Sponsored Salesforce, Written by Tom Green, Ph.D.
Note: This is the first of a series of three articles by Dr. Green on Digital Transformation and SEM. The following two articles will appear in Connect in Fall 2022.
If you have ever read Jack Maguire’s article in the Boston College Bridge magazine in 1976, “To the organized, go the students,” you are likely stunned at how well it describes the underlying principles of Strategic Enrollment Management
(SEM) that we employ today. While there have been some changes since then, it is striking to see how much has not! This speaks to the constancy of our work in SEM: the need to align institutional mission, vision, and strengths with those we seek to
recruit and enroll; the critical role of pricing and aid in both initial and ongoing enrollment; the centrality of data and information flow to SEM; and the attention to transfer and retention (persistence and completion) that extends SEM beyond merely
improved marketing and recruitment initiatives.
These principles have continued to evolve over the past decades as more colleges and universities have turned to SEM to address their enrollment needs and pressures. While the initial focus is almost exclusively on how to market to and recruit more new
students as new institutions poke their noses under the SEM tent, their understanding of what SEM is - a concept and process that addresses the entire student lifecycle - is entirely logical. What started as a practice among private, independent colleges
and universities in the 1970s (very early visionaries) and 1980s (based on sharp drops in high school graduates and reliance upon the traditional in-person model) expanded to other institutional types in the 1990s. As Canadian and public American
universities took up an interest in SEM, the application of these principles had to shift to match the nuances and sometimes significant differences in funding mechanisms, marketing needs, geographic foci, etc. In addition, this century has seen an
explosion of interest among other institutional types - two-year, graduate and professional, minority-serving - and from countries around the globe. As each has applied SEM principles to their unique needs and educational contexts, SEM has evolved
and shifted to meet them. The principles remain solid, but the “how” of SEM planning, implementation, and execution has been as varied as the types, sizes, and locations of those applying them.
So, where is SEM headed next?
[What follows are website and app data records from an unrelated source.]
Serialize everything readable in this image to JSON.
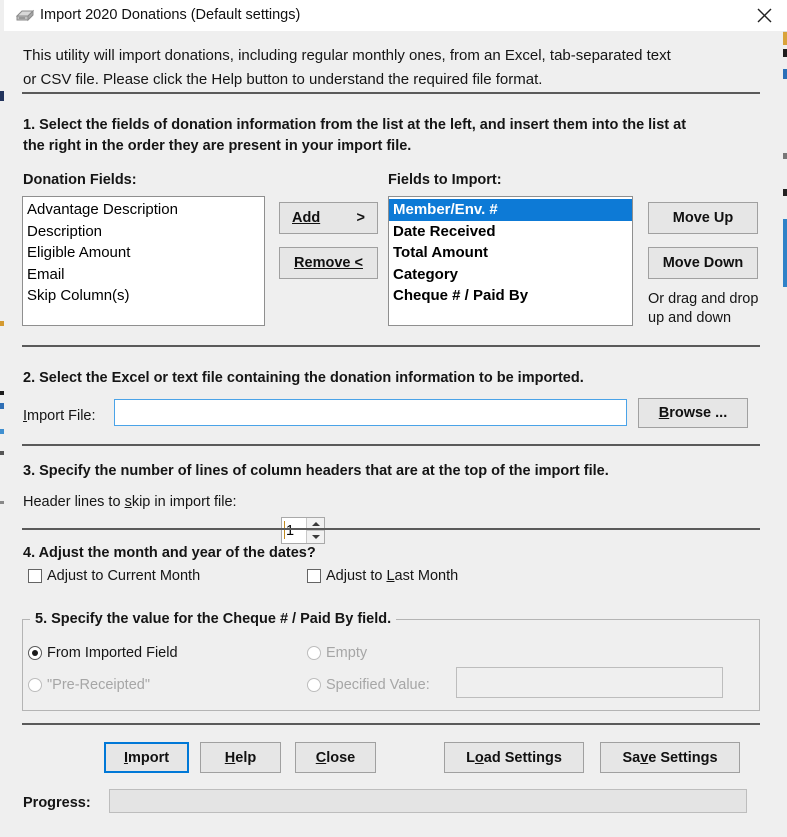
{
  "window": {
    "title": "Import 2020 Donations (Default settings)",
    "icon": "scanner-icon",
    "close_icon": "close-icon"
  },
  "intro": {
    "line1": "This utility will import donations, including regular monthly ones, from an Excel, tab-separated text",
    "line2": "or CSV file. Please click the Help button to understand the required file format."
  },
  "step1": {
    "instruction_line1": "1. Select the fields of donation information from the list at the left, and insert them into the list at",
    "instruction_line2": "the right in the order they are present in your import file.",
    "donation_fields_label": "Donation Fields:",
    "fields_to_import_label": "Fields to Import:",
    "donation_fields": [
      "Advantage Description",
      "Description",
      "Eligible Amount",
      "Email",
      "Skip Column(s)"
    ],
    "fields_to_import": [
      "Member/Env. #",
      "Date Received",
      "Total Amount",
      "Category",
      "Cheque # / Paid By"
    ],
    "selected_import_field_index": 0,
    "add_label": "Add",
    "add_arrow": ">",
    "remove_label": "Remove <",
    "move_up_label": "Move Up",
    "move_down_label": "Move Down",
    "drag_hint_line1": "Or drag and drop",
    "drag_hint_line2": "up and down"
  },
  "step2": {
    "instruction": "2. Select the Excel or text file containing the donation information to be imported.",
    "import_file_label": "Import File:",
    "import_file_value": "",
    "browse_label": "Browse ..."
  },
  "step3": {
    "instruction": "3. Specify the number of lines of column headers that are at the top of the import file.",
    "header_lines_label": "Header lines to skip in import file:",
    "header_lines_value": "1"
  },
  "step4": {
    "instruction": "4. Adjust the month and year of the dates?",
    "adjust_current_month_label": "Adjust to Current Month",
    "adjust_current_month_checked": false,
    "adjust_last_month_label": "Adjust to Last Month",
    "adjust_last_month_checked": false
  },
  "step5": {
    "title": "5. Specify the value for the Cheque # / Paid By field.",
    "options": [
      {
        "label": "From Imported Field",
        "checked": true,
        "disabled": false
      },
      {
        "label": "Empty",
        "checked": false,
        "disabled": true
      },
      {
        "label": "\"Pre-Receipted\"",
        "checked": false,
        "disabled": true
      },
      {
        "label": "Specified Value:",
        "checked": false,
        "disabled": true
      }
    ],
    "specified_value": ""
  },
  "buttons": {
    "import_label": "Import",
    "help_label": "Help",
    "close_label": "Close",
    "load_settings_label": "Load Settings",
    "save_settings_label": "Save Settings"
  },
  "progress": {
    "label": "Progress:",
    "percent": 0
  },
  "colors": {
    "selection_blue": "#0d7ad6",
    "focus_blue": "#0078d7",
    "dialog_face": "#efefef",
    "separator": "#5a5a5a"
  }
}
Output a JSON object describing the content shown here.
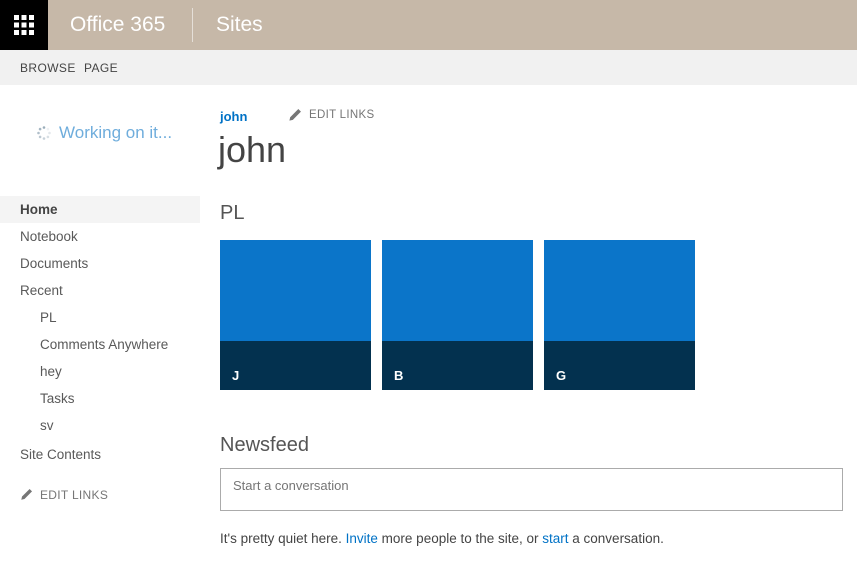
{
  "suite_bar": {
    "brand": "Office 365",
    "section": "Sites"
  },
  "ribbon": {
    "tabs": [
      {
        "label": "BROWSE"
      },
      {
        "label": "PAGE"
      }
    ]
  },
  "sidebar": {
    "loading_text": "Working on it...",
    "items": [
      {
        "label": "Home",
        "selected": true
      },
      {
        "label": "Notebook"
      },
      {
        "label": "Documents"
      },
      {
        "label": "Recent"
      },
      {
        "label": "PL",
        "indent": 1
      },
      {
        "label": "Comments Anywhere",
        "indent": 1
      },
      {
        "label": "hey",
        "indent": 1
      },
      {
        "label": "Tasks",
        "indent": 1
      },
      {
        "label": "sv",
        "indent": 1
      },
      {
        "label": "Site Contents"
      }
    ],
    "edit_links_label": "EDIT LINKS"
  },
  "main": {
    "breadcrumb": {
      "link": "john",
      "edit_links_label": "EDIT LINKS"
    },
    "page_title": "john",
    "pl_section": {
      "heading": "PL",
      "tiles": [
        {
          "letter": "J"
        },
        {
          "letter": "B"
        },
        {
          "letter": "G"
        }
      ]
    },
    "newsfeed": {
      "heading": "Newsfeed",
      "composer_placeholder": "Start a conversation",
      "empty_message": {
        "prefix": "It's pretty quiet here. ",
        "invite_link": "Invite",
        "middle": " more people to the site, or ",
        "start_link": "start",
        "suffix": " a conversation."
      }
    }
  },
  "colors": {
    "accent": "#0072c6",
    "suite-bar-bg": "#c6b8a8",
    "launcher-bg": "#000000",
    "ribbon-bg": "#f1f1f1",
    "tile-top": "#0b75c9",
    "tile-bottom": "#03314f",
    "loading-text": "#6faddc",
    "selected-nav-bg": "#f4f4f4",
    "muted-text": "#767676",
    "body-text": "#444444",
    "nav-text": "#595959",
    "heading-text": "#555555",
    "composer-border": "#ababab"
  }
}
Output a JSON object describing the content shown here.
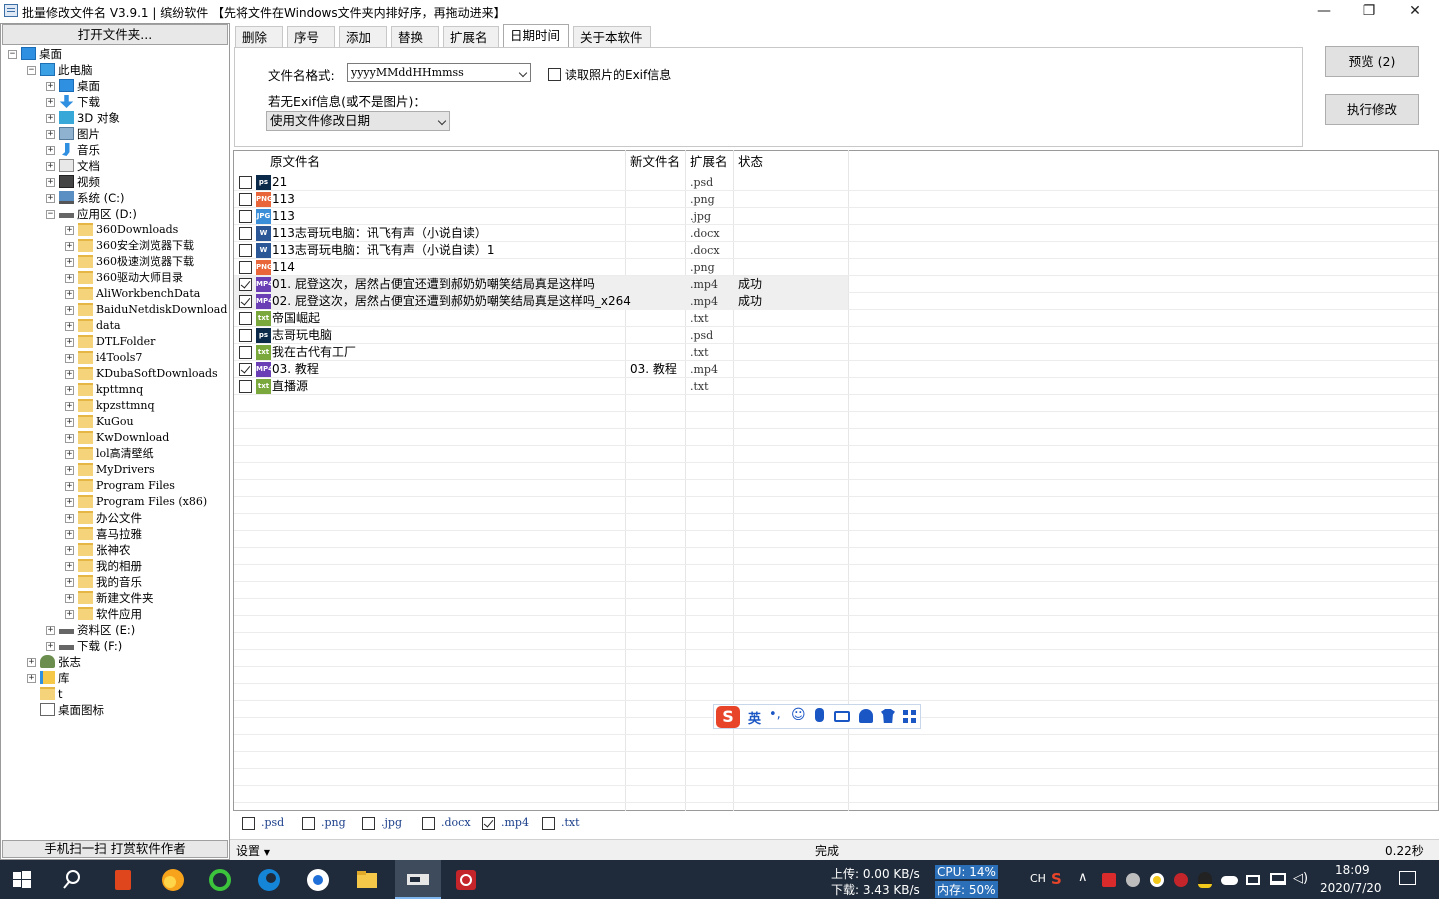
{
  "window": {
    "title": "批量修改文件名 V3.9.1 | 缤纷软件  【先将文件在Windows文件夹内排好序，再拖动进来】",
    "minimize": "—",
    "maximize": "❐",
    "close": "✕"
  },
  "left": {
    "open_button": "打开文件夹...",
    "qr_button": "手机扫一扫 打赏软件作者",
    "tree": [
      {
        "label": "桌面",
        "level": 0,
        "exp": "-",
        "icon": "desktop-icon"
      },
      {
        "label": "此电脑",
        "level": 1,
        "exp": "-",
        "icon": "pc-icon"
      },
      {
        "label": "桌面",
        "level": 2,
        "exp": "+",
        "icon": "desktop-icon"
      },
      {
        "label": "下载",
        "level": 2,
        "exp": "+",
        "icon": "download-icon"
      },
      {
        "label": "3D 对象",
        "level": 2,
        "exp": "+",
        "icon": "3d-icon"
      },
      {
        "label": "图片",
        "level": 2,
        "exp": "+",
        "icon": "pictures-icon"
      },
      {
        "label": "音乐",
        "level": 2,
        "exp": "+",
        "icon": "music-icon"
      },
      {
        "label": "文档",
        "level": 2,
        "exp": "+",
        "icon": "documents-icon"
      },
      {
        "label": "视频",
        "level": 2,
        "exp": "+",
        "icon": "video-icon"
      },
      {
        "label": "系统 (C:)",
        "level": 2,
        "exp": "+",
        "icon": "system-drive-icon"
      },
      {
        "label": "应用区 (D:)",
        "level": 2,
        "exp": "-",
        "icon": "drive-icon"
      },
      {
        "label": "360Downloads",
        "level": 3,
        "exp": "+",
        "icon": "folder-icon"
      },
      {
        "label": "360安全浏览器下载",
        "level": 3,
        "exp": "+",
        "icon": "folder-icon"
      },
      {
        "label": "360极速浏览器下载",
        "level": 3,
        "exp": "+",
        "icon": "folder-icon"
      },
      {
        "label": "360驱动大师目录",
        "level": 3,
        "exp": "+",
        "icon": "folder-icon"
      },
      {
        "label": "AliWorkbenchData",
        "level": 3,
        "exp": "+",
        "icon": "folder-icon"
      },
      {
        "label": "BaiduNetdiskDownload",
        "level": 3,
        "exp": "+",
        "icon": "folder-icon"
      },
      {
        "label": "data",
        "level": 3,
        "exp": "+",
        "icon": "folder-icon"
      },
      {
        "label": "DTLFolder",
        "level": 3,
        "exp": "+",
        "icon": "folder-icon"
      },
      {
        "label": "i4Tools7",
        "level": 3,
        "exp": "+",
        "icon": "folder-icon"
      },
      {
        "label": "KDubaSoftDownloads",
        "level": 3,
        "exp": "+",
        "icon": "folder-icon"
      },
      {
        "label": "kpttmnq",
        "level": 3,
        "exp": "+",
        "icon": "folder-icon"
      },
      {
        "label": "kpzsttmnq",
        "level": 3,
        "exp": "+",
        "icon": "folder-icon"
      },
      {
        "label": "KuGou",
        "level": 3,
        "exp": "+",
        "icon": "folder-icon"
      },
      {
        "label": "KwDownload",
        "level": 3,
        "exp": "+",
        "icon": "folder-icon"
      },
      {
        "label": "lol高清壁纸",
        "level": 3,
        "exp": "+",
        "icon": "folder-icon"
      },
      {
        "label": "MyDrivers",
        "level": 3,
        "exp": "+",
        "icon": "folder-icon"
      },
      {
        "label": "Program Files",
        "level": 3,
        "exp": "+",
        "icon": "folder-icon"
      },
      {
        "label": "Program Files (x86)",
        "level": 3,
        "exp": "+",
        "icon": "folder-icon"
      },
      {
        "label": "办公文件",
        "level": 3,
        "exp": "+",
        "icon": "folder-icon"
      },
      {
        "label": "喜马拉雅",
        "level": 3,
        "exp": "+",
        "icon": "folder-icon"
      },
      {
        "label": "张神农",
        "level": 3,
        "exp": "+",
        "icon": "folder-icon"
      },
      {
        "label": "我的相册",
        "level": 3,
        "exp": "+",
        "icon": "folder-icon"
      },
      {
        "label": "我的音乐",
        "level": 3,
        "exp": "+",
        "icon": "folder-icon"
      },
      {
        "label": "新建文件夹",
        "level": 3,
        "exp": "+",
        "icon": "folder-icon"
      },
      {
        "label": "软件应用",
        "level": 3,
        "exp": "+",
        "icon": "folder-icon"
      },
      {
        "label": "资料区 (E:)",
        "level": 2,
        "exp": "+",
        "icon": "drive-icon"
      },
      {
        "label": "下载 (F:)",
        "level": 2,
        "exp": "+",
        "icon": "drive-icon"
      },
      {
        "label": "张志",
        "level": 1,
        "exp": "+",
        "icon": "user-icon"
      },
      {
        "label": "库",
        "level": 1,
        "exp": "+",
        "icon": "library-icon"
      },
      {
        "label": "t",
        "level": 1,
        "exp": "",
        "icon": "folder-icon"
      },
      {
        "label": "桌面图标",
        "level": 1,
        "exp": "",
        "icon": "shortcut-icon"
      }
    ]
  },
  "tabs": [
    "删除",
    "序号",
    "添加",
    "替换",
    "扩展名",
    "日期时间",
    "关于本软件"
  ],
  "active_tab": 5,
  "datetime_tab": {
    "format_label": "文件名格式:",
    "format_value": "yyyyMMddHHmmss",
    "exif_checkbox_label": "读取照片的Exif信息",
    "exif_checked": false,
    "noexif_label": "若无Exif信息(或不是图片)：",
    "noexif_value": "使用文件修改日期"
  },
  "buttons": {
    "preview": "预览 (2)",
    "execute": "执行修改"
  },
  "columns": {
    "original": "原文件名",
    "new": "新文件名",
    "ext": "扩展名",
    "status": "状态"
  },
  "files": [
    {
      "name": "21",
      "new": "",
      "ext": ".psd",
      "status": "",
      "checked": false,
      "icon": "ps",
      "color": "#0b2a4a"
    },
    {
      "name": "113",
      "new": "",
      "ext": ".png",
      "status": "",
      "checked": false,
      "icon": "PNG",
      "color": "#e8663a"
    },
    {
      "name": "113",
      "new": "",
      "ext": ".jpg",
      "status": "",
      "checked": false,
      "icon": "JPG",
      "color": "#3b8fd8"
    },
    {
      "name": "113志哥玩电脑：讯飞有声（小说自读）",
      "new": "",
      "ext": ".docx",
      "status": "",
      "checked": false,
      "icon": "W",
      "color": "#2b5797"
    },
    {
      "name": "113志哥玩电脑：讯飞有声（小说自读）1",
      "new": "",
      "ext": ".docx",
      "status": "",
      "checked": false,
      "icon": "W",
      "color": "#2b5797"
    },
    {
      "name": "114",
      "new": "",
      "ext": ".png",
      "status": "",
      "checked": false,
      "icon": "PNG",
      "color": "#e8663a"
    },
    {
      "name": "01. 屁登这次，居然占便宜还遭到郝奶奶嘲笑结局真是这样吗",
      "new": "",
      "ext": ".mp4",
      "status": "成功",
      "checked": true,
      "icon": "MP4",
      "color": "#6a3fb5"
    },
    {
      "name": "02. 屁登这次，居然占便宜还遭到郝奶奶嘲笑结局真是这样吗_x264",
      "new": "",
      "ext": ".mp4",
      "status": "成功",
      "checked": true,
      "icon": "MP4",
      "color": "#6a3fb5"
    },
    {
      "name": "帝国崛起",
      "new": "",
      "ext": ".txt",
      "status": "",
      "checked": false,
      "icon": "txt",
      "color": "#7aa83c"
    },
    {
      "name": "志哥玩电脑",
      "new": "",
      "ext": ".psd",
      "status": "",
      "checked": false,
      "icon": "ps",
      "color": "#0b2a4a"
    },
    {
      "name": "我在古代有工厂",
      "new": "",
      "ext": ".txt",
      "status": "",
      "checked": false,
      "icon": "txt",
      "color": "#7aa83c"
    },
    {
      "name": "03. 教程",
      "new": "03. 教程",
      "ext": ".mp4",
      "status": "",
      "checked": true,
      "icon": "MP4",
      "color": "#6a3fb5"
    },
    {
      "name": "直播源",
      "new": "",
      "ext": ".txt",
      "status": "",
      "checked": false,
      "icon": "txt",
      "color": "#7aa83c"
    }
  ],
  "filters": [
    {
      "label": ".psd",
      "checked": false
    },
    {
      "label": ".png",
      "checked": false
    },
    {
      "label": ".jpg",
      "checked": false
    },
    {
      "label": ".docx",
      "checked": false
    },
    {
      "label": ".mp4",
      "checked": true
    },
    {
      "label": ".txt",
      "checked": false
    }
  ],
  "status": {
    "settings": "设置",
    "message": "完成",
    "time": "0.22秒"
  },
  "ime": {
    "mode": "英"
  },
  "taskbar": {
    "upload": "上传: 0.00 KB/s",
    "download": "下载: 3.43 KB/s",
    "cpu": "CPU: 14%",
    "mem": "内存: 50%",
    "lang": "CH",
    "time": "18:09",
    "date": "2020/7/20"
  }
}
We are seeing clear signals that SEM is headed for an intersection with digital transformation initiatives. A 2022 research report on digital transformation in higher education cited the results of interviews with over 500
American college and university presidents, chancellors, and provosts. Top findings included 90% of the respondents noting that digital transformation was important or very important to the institution's future. Nearly as many, 88%, noted that the
pandemic had accelerated their needs for digital transformation. This same report cites a “gap” (p.10) between student expectations and colleges offering “strong digital programs” and that institutions have failed to grasp
“the full power and range of technology.” Faculty and students are ready, awaiting institutional capability and willingness to take on digital transformation initiatives.
The pandemic also created a new reality in student recruitment. The United States enjoyed the unique position of having access to names from testing services, often years before applications were accepted. Much of the marketing and recruitment communications
were based upon this availability. However, as testing became impossible in most areas, institutions considered whether or not they would require or even use test scores in the future. This jeopardizes the availability of testing names to start the
conversation with prospective students, especially for those institutions that are less familiar to students and their families but may be excellent matches for their educational needs. There has been some movement toward greater digital marketing
in recruitment, especially for adult learners, but this will become more central to recruiting all students, regardless of age, as colleges and universities are less able to rely upon a steady stream of contact names, years ahead of application season.
These two factors alone are likely enough to push SEM practice to consider how it will adapt and evolve to meet the digital environment. Added to them are the myriad processes exposed as overly manual and non-digital when the pandemic pushed all staff,
faculty, and students online. Colleges and universities reacted swiftly and were able to “band-aid” many of these processes. That helped, but a complete business process redesign will be needed to place a permanent fix onto those outdated,
cumbersome, manual processes.
There are likely other factors that we haven’t included here that will impact your college or university. However, what is clear is that these pressures will create urgency for enrollment managers to respond to or stay ahead of expectations created
internally by institutional leadership and colleagues and externally created by our constituents. To ensure that this response is strategic and not tactical, enrollment managers need to gain a firm understanding of the issues.
What is the role of the enrollment manager in digital transformation? How can one respond to an initiative from the president, provost, or CIO? What are reasonable expectations for making transitions? Enrollment managers must lead digital transformation
in recruitment, enrollment marketing, financial aid, registration, academic support, orientation, advising, and other areas in their purview or areas that they impact/intersect. In the following article in this series, we’ll explore what digital
transformation means and how to assess and understand digital maturity as it relates to SEM. These will provide additional skills, knowledge, and a model for digital maturity that can help enrollment managers understand and lead transformation in
their scope of influence.
For additional information on free SEM Digital Maturity workshops, contact Dr. Green at firstname.lastname@example.org.